Widsith, or the Wanderer is dated to the 6th or 7th Century. This is the song of a wandering minstrel. “‘The Wanderer’ tells of the grief and the hardships of one whose lord’s hall has been overthrown. Over yellow waves, through snow and hail, he plies his oars with weary arms. At times – for the setting is vague – he seems to be living in solitude in a new country. Always in memory or in dreams, his thought returns to the generosity of his lord, the noble deeds of his friends of the comitatus, the content of nights in the mead-hall. He concludes with maxims on the caution and fortitude which this dark world demands.” [History of English Literature: Part I-Early Saxon Through Milton, Hymarx Outline Series, pp. 11-12]
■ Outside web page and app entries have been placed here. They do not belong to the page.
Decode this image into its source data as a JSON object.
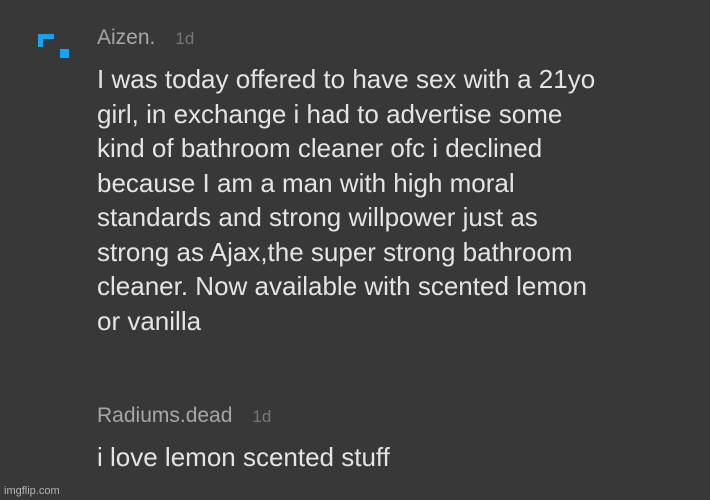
{
  "comments": [
    {
      "username": "Aizen.",
      "time": "1d",
      "avatar_icon": "blue-bracket-logo-icon",
      "text": "I was today offered to have sex with a 21yo\ngirl, in exchange i had to advertise some\nkind of bathroom cleaner ofc i declined\nbecause I am a man with high moral\nstandards and strong willpower just as\nstrong as Ajax,the super strong bathroom\ncleaner. Now available with scented lemon\nor vanilla"
    },
    {
      "username": "Radiums.dead",
      "time": "1d",
      "text": "i love lemon scented stuff"
    }
  ],
  "watermark": "imgflip.com",
  "colors": {
    "background": "#383838",
    "avatar_accent": "#1da1e8",
    "username": "#a7a7a7",
    "timestamp": "#777777",
    "body_text": "#e4e4e4"
  }
}
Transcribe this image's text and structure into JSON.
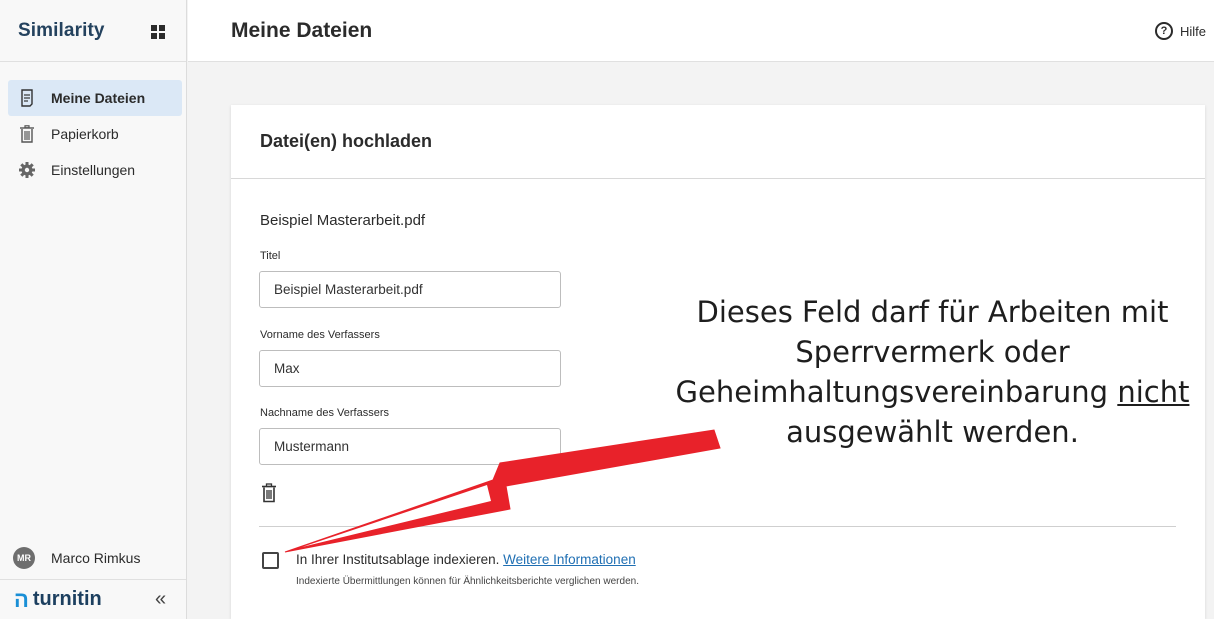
{
  "sidebar": {
    "brand": "Similarity",
    "items": [
      {
        "label": "Meine Dateien",
        "icon": "document-icon",
        "active": true
      },
      {
        "label": "Papierkorb",
        "icon": "trash-icon",
        "active": false
      },
      {
        "label": "Einstellungen",
        "icon": "gear-icon",
        "active": false
      }
    ],
    "user": {
      "initials": "MR",
      "name": "Marco Rimkus"
    },
    "footer": {
      "logo": "turnitin",
      "logo_mark": "ה",
      "collapse_glyph": "«"
    }
  },
  "header": {
    "title": "Meine Dateien",
    "help_label": "Hilfe",
    "help_glyph": "?"
  },
  "upload": {
    "title": "Datei(en) hochladen",
    "file_name": "Beispiel Masterarbeit.pdf",
    "fields": [
      {
        "label": "Titel",
        "value": "Beispiel Masterarbeit.pdf"
      },
      {
        "label": "Vorname des Verfassers",
        "value": "Max"
      },
      {
        "label": "Nachname des Verfassers",
        "value": "Mustermann"
      }
    ],
    "index": {
      "checked": false,
      "text": "In Ihrer Institutsablage indexieren.",
      "link": "Weitere Informationen",
      "sub": "Indexierte Übermittlungen können für Ähnlichkeitsberichte verglichen werden."
    }
  },
  "annotation": {
    "line1": "Dieses Feld darf für Arbeiten mit",
    "line2": "Sperrvermerk oder",
    "line3_a": "Geheimhaltungsvereinbarung",
    "line3_b": "nicht",
    "line4": "ausgewählt werden.",
    "arrow_color": "#e8222a"
  },
  "colors": {
    "accent": "#1f6fb3",
    "brand": "#24425e",
    "active_nav": "#dbe8f6"
  }
}
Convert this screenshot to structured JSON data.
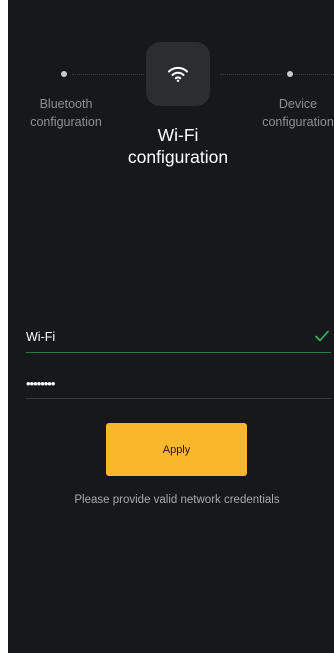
{
  "stepper": {
    "previous_step_label": "Bluetooth\nconfiguration",
    "current_step_label": "Wi-Fi\nconfiguration",
    "next_step_label": "Device\nconfiguration",
    "current_step_icon": "wifi-icon"
  },
  "form": {
    "ssid_value": "Wi-Fi",
    "ssid_valid_icon": "check-icon",
    "password_value": "••••••••"
  },
  "actions": {
    "apply_label": "Apply"
  },
  "messages": {
    "hint": "Please provide valid network credentials"
  },
  "colors": {
    "background": "#17181b",
    "accent": "#fbb72c",
    "valid": "#2fbf5a",
    "muted_text": "#8e9096"
  }
}
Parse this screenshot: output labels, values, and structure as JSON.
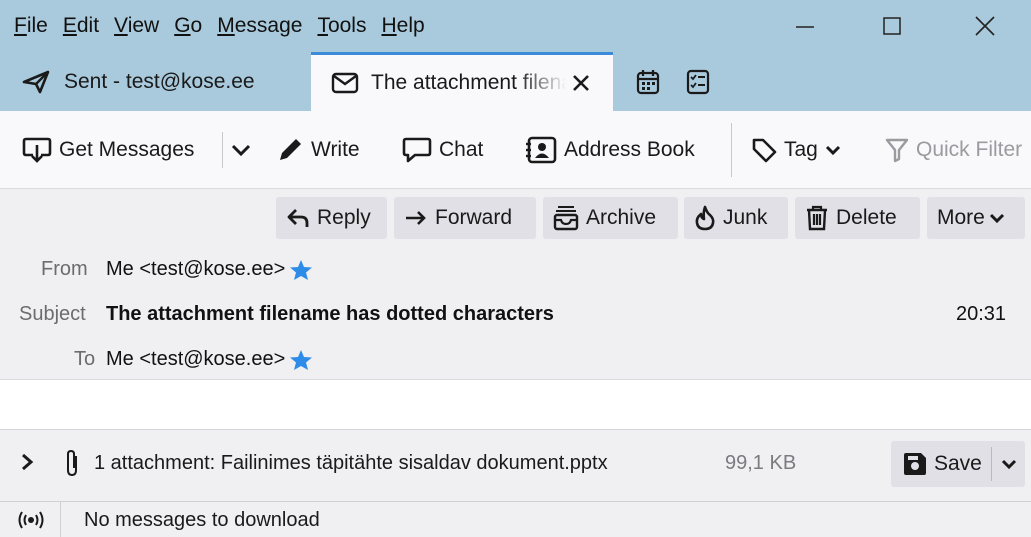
{
  "menu": {
    "file": {
      "ul": "F",
      "rest": "ile"
    },
    "edit": {
      "ul": "E",
      "rest": "dit"
    },
    "view": {
      "ul": "V",
      "rest": "iew"
    },
    "go": {
      "ul": "G",
      "rest": "o"
    },
    "message": {
      "ul": "M",
      "rest": "essage"
    },
    "tools": {
      "ul": "T",
      "rest": "ools"
    },
    "help": {
      "ul": "H",
      "rest": "elp"
    }
  },
  "tabs": {
    "sent": "Sent - test@kose.ee",
    "active": "The attachment filename has dotted characters"
  },
  "toolbar": {
    "get_messages": "Get Messages",
    "write": "Write",
    "chat": "Chat",
    "address_book": "Address Book",
    "tag": "Tag",
    "quick_filter": "Quick Filter"
  },
  "actions": {
    "reply": "Reply",
    "forward": "Forward",
    "archive": "Archive",
    "junk": "Junk",
    "delete": "Delete",
    "more": "More"
  },
  "header": {
    "from_label": "From",
    "from_value": "Me <test@kose.ee>",
    "subject_label": "Subject",
    "subject_value": "The attachment filename has dotted characters",
    "time": "20:31",
    "to_label": "To",
    "to_value": "Me <test@kose.ee>"
  },
  "attachment": {
    "summary": "1 attachment: Failinimes täpitähte sisaldav dokument.pptx",
    "size": "99,1 KB",
    "save": "Save"
  },
  "status": {
    "text": "No messages to download"
  },
  "colors": {
    "titlebar": "#a9c9dc",
    "accent": "#3b8bd9",
    "star": "#2e8ce8"
  }
}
The first English lyric poem was Deor’s Lament. It was found in the late 10th Century collection the Exeter Book. The poem consists of the lament of the scop Deor, although contemporary scholars do not credit Deor as the poem’s author. “A scop was a poet as represented in Old English poetry. The scop is the Anglo-Saxon counterpart of the Old Norse skald, with the important difference that “skald” was applied to historical persons while ‘scop’ is used, for the most part, to designate oral poets within Old English literature.” (Wikipedia)

Deor is a bard at the court of the Heodenings, who laments “his eclipse by a rival poet of a newer school. He compares his plight with other tragic situations well-known to contemporaries. Strophes 1 and 2 touch the story of Weland – his horrible torture by Nithad and the tragic impact of his revenge upon Beadohild. At the end of each strophe comes the Stoic refrain, ‘That (sorrow) passed; so may this.'”[History of English Literature: Part I-Early Saxon Through Milton, Hymarx Outline Series, pg. 12]
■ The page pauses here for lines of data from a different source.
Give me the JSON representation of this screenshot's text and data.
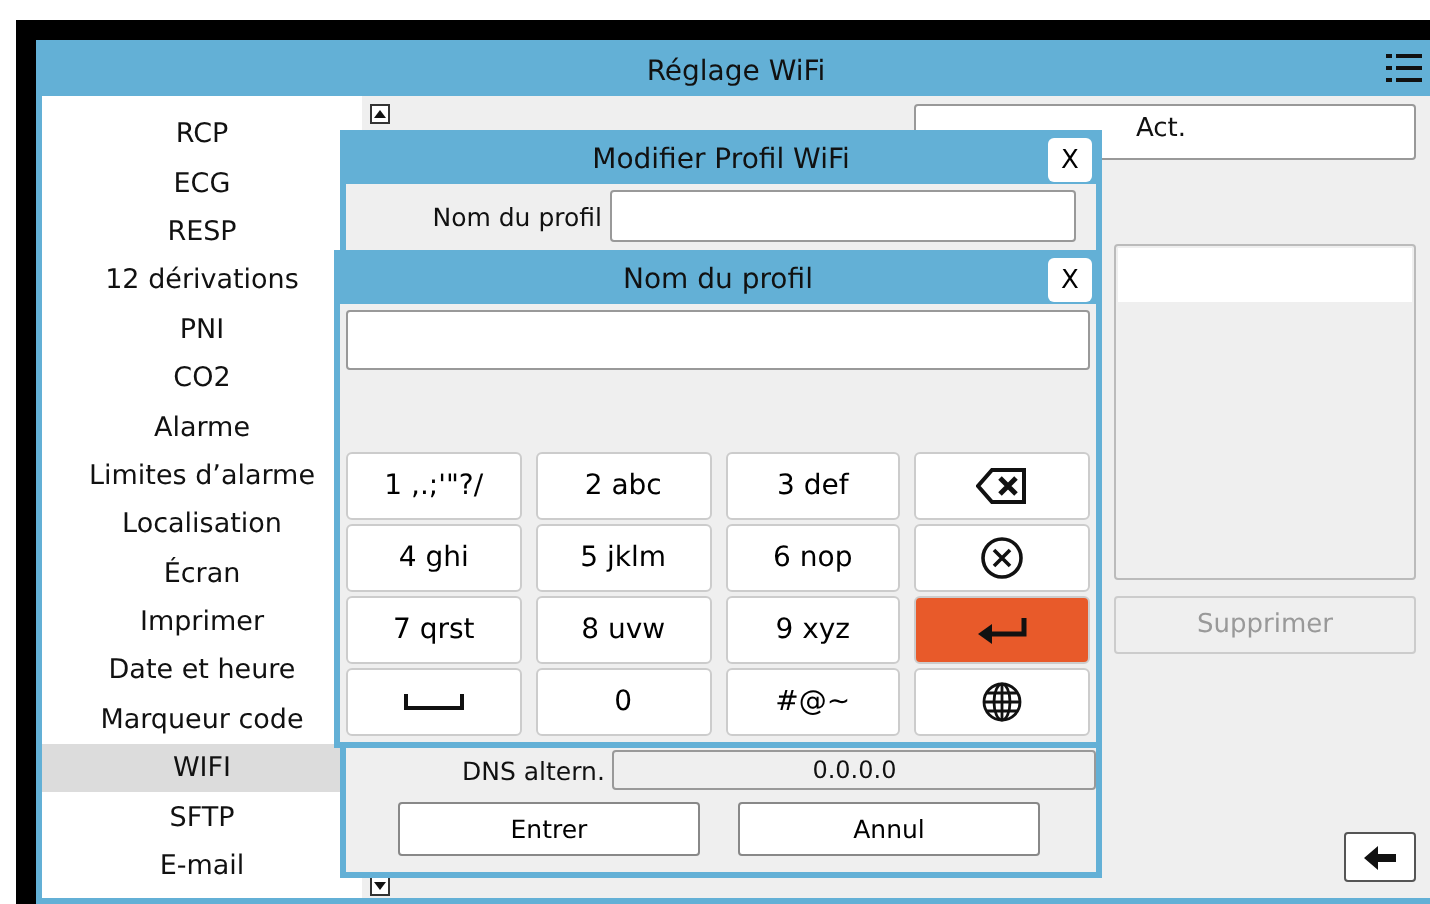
{
  "window": {
    "title": "Réglage WiFi"
  },
  "sidebar": {
    "items": [
      {
        "label": "RCP",
        "selected": false
      },
      {
        "label": "ECG",
        "selected": false
      },
      {
        "label": "RESP",
        "selected": false
      },
      {
        "label": "12 dérivations",
        "selected": false
      },
      {
        "label": "PNI",
        "selected": false
      },
      {
        "label": "CO2",
        "selected": false
      },
      {
        "label": "Alarme",
        "selected": false
      },
      {
        "label": "Limites d’alarme",
        "selected": false
      },
      {
        "label": "Localisation",
        "selected": false
      },
      {
        "label": "Écran",
        "selected": false
      },
      {
        "label": "Imprimer",
        "selected": false
      },
      {
        "label": "Date et heure",
        "selected": false
      },
      {
        "label": "Marqueur code",
        "selected": false
      },
      {
        "label": "WIFI",
        "selected": true
      },
      {
        "label": "SFTP",
        "selected": false
      },
      {
        "label": "E-mail",
        "selected": false
      }
    ]
  },
  "settings": {
    "field_value": "Act.",
    "delete_button": {
      "label": "Supprimer",
      "disabled": true
    }
  },
  "profile_dialog": {
    "title": "Modifier Profil WiFi",
    "close": "X",
    "name_label": "Nom du profil",
    "dns_label": "DNS altern.",
    "dns_value": "0.0.0.0",
    "buttons": [
      "Entrer",
      "Annul"
    ]
  },
  "keyboard": {
    "title": "Nom du profil",
    "close": "X",
    "keys": [
      {
        "kind": "text",
        "label": "1 ,.;'\"?/"
      },
      {
        "kind": "text",
        "label": "2 abc"
      },
      {
        "kind": "text",
        "label": "3 def"
      },
      {
        "kind": "backspace"
      },
      {
        "kind": "text",
        "label": "4 ghi"
      },
      {
        "kind": "text",
        "label": "5 jklm"
      },
      {
        "kind": "text",
        "label": "6 nop"
      },
      {
        "kind": "clear"
      },
      {
        "kind": "text",
        "label": "7 qrst"
      },
      {
        "kind": "text",
        "label": "8 uvw"
      },
      {
        "kind": "text",
        "label": "9 xyz"
      },
      {
        "kind": "enter"
      },
      {
        "kind": "space"
      },
      {
        "kind": "text",
        "label": "0"
      },
      {
        "kind": "text",
        "label": "#@~"
      },
      {
        "kind": "globe"
      }
    ]
  }
}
Deor holds a place of reference in the Anglo-Saxon lyrics for its use of the strophic form. “Wulf and Eadwacer” is the only other Old English poem displaying these devices. It also examples an attitude typical of our early verse: the moving contrast between courage and dark misfortune. Also, the poem makes references to historical figures commemorated in lays.

Another example of Anglo-Saxon poetry which has survived is The Sea Farer. As with the others, the date and author are unknown. The poem contains a dialogue between an old sailor and a young man eager to set off to sea. It consists of 124 lines followed by the single word “Amen.” It is recorded in the Exeter Book, one of the four surviving manuscripts of Old English poetry. It is considered an elegy.
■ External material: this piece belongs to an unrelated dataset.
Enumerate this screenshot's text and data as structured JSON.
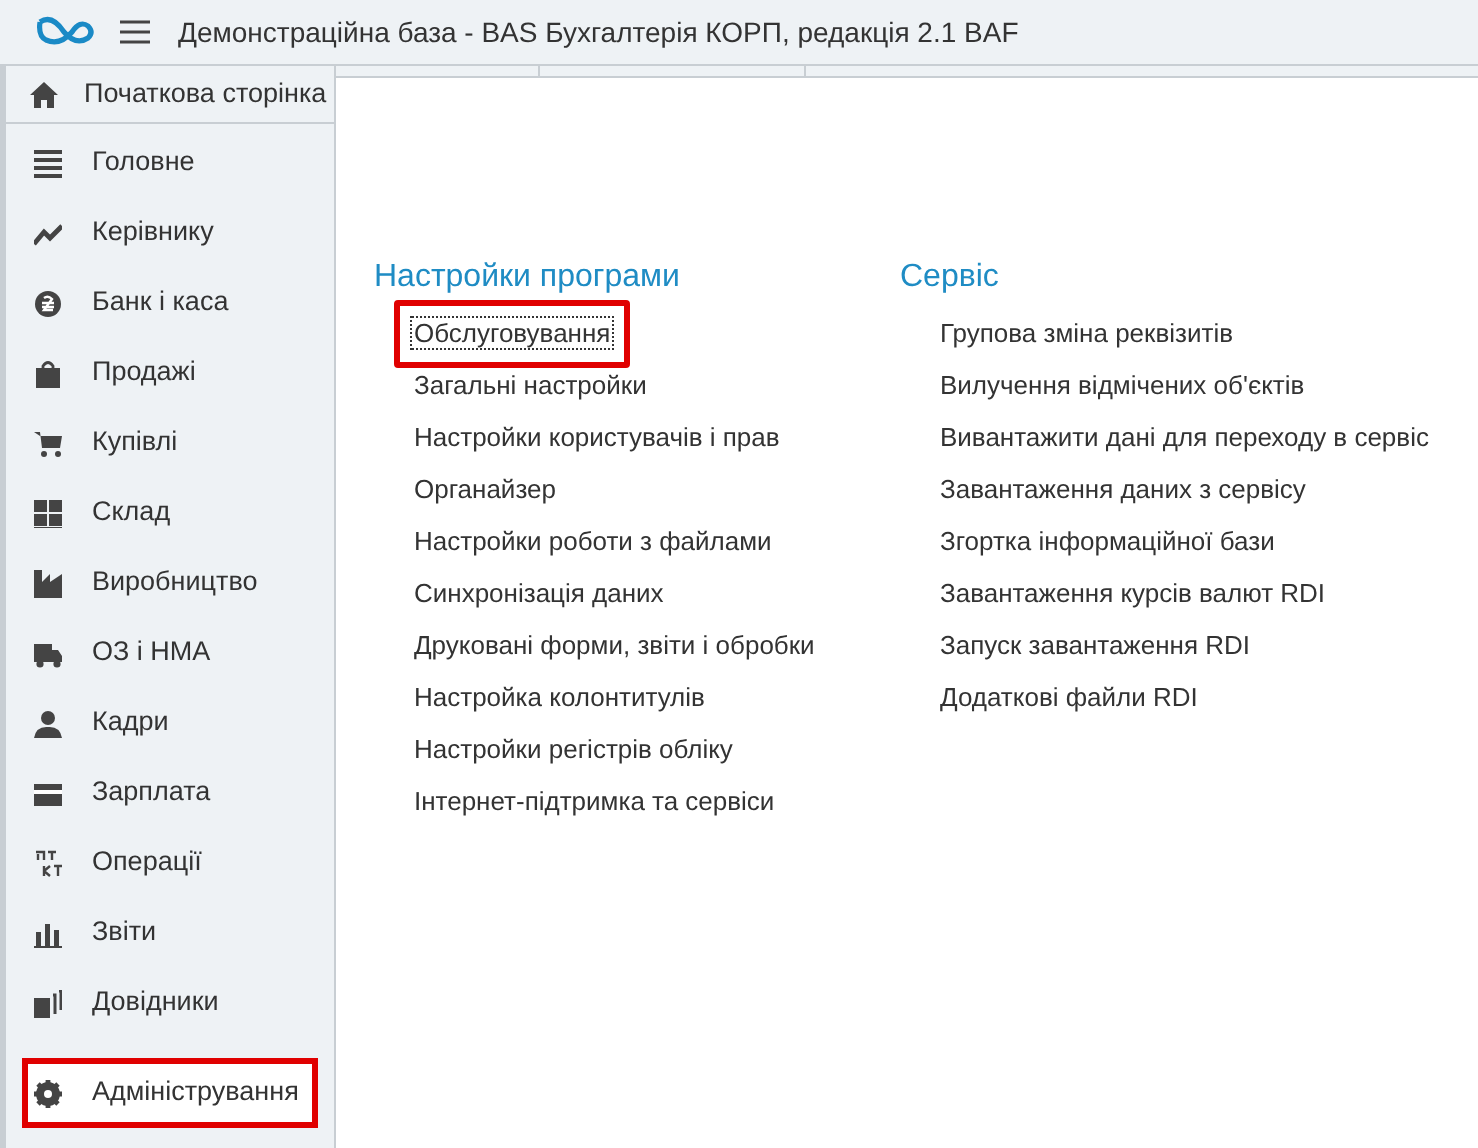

“The poem begins with a recounting by the old mariner of the hardships he has endured on his various voyages. Nevertheless, he brings out the irresistible desire of a sailor to make new voyages and the pleasures of an adventurous life. He talks of the ease and comfort to be had on land, but then turns to the evils of life. He invokes courage to bear him up whenever the fear of death is upon him. The latter part of the poem is an allegory in which the troubles of the seaman are symbols of the troubles of this life and the call of the ocean are the call of God.” [History of English Literature: Part I-Early Saxon Through Milton, Hymarx Outline Series, pp. 12=13]

 

BabelStone Blog : The Long and the Short of the Letter S www.babelstone.co.uk612 × 493Search by image Alfred Fairbank, A Book of Scripts (Penguin Books, 1949) Plate 17

BabelStone Blog : The Long and the Short of the Letter S
http://www.babelstone.co.uk612 × 493Search by image
Alfred Fairbank, A Book of Scripts (Penguin Books, 1949) Plate 17

 

Advertisements

About reginajeffers

Regina Jeffers is the award-winning author of Austenesque, Regency and contemporary novels.
This entry was posted in Anglo-Saxons, British history, Great Britain, literature, poetry and tagged , , , , , , , , . Bookmark the permalink.

2 Responses to Anglo-Saxon Poetry

  1. I wish I could read that I also wish I could read that aloud. Now wouldn’t that be something?

  2. Pingback: A Labor Day Break from Blogging… | ReginaJeffers's Blog

Leave a Reply

Fill in your details below or click an icon to log in:

WordPress.com Logo

You are commenting using your WordPress.com account. Log Out / Change )

Twitter picture

You are commenting using your Twitter account. Log Out / Change )

Facebook photo

You are commenting using your Facebook account. Log Out / Change )

Google+ photo

You are commenting using your Google+ account. Log Out / Change )

Connecting to %s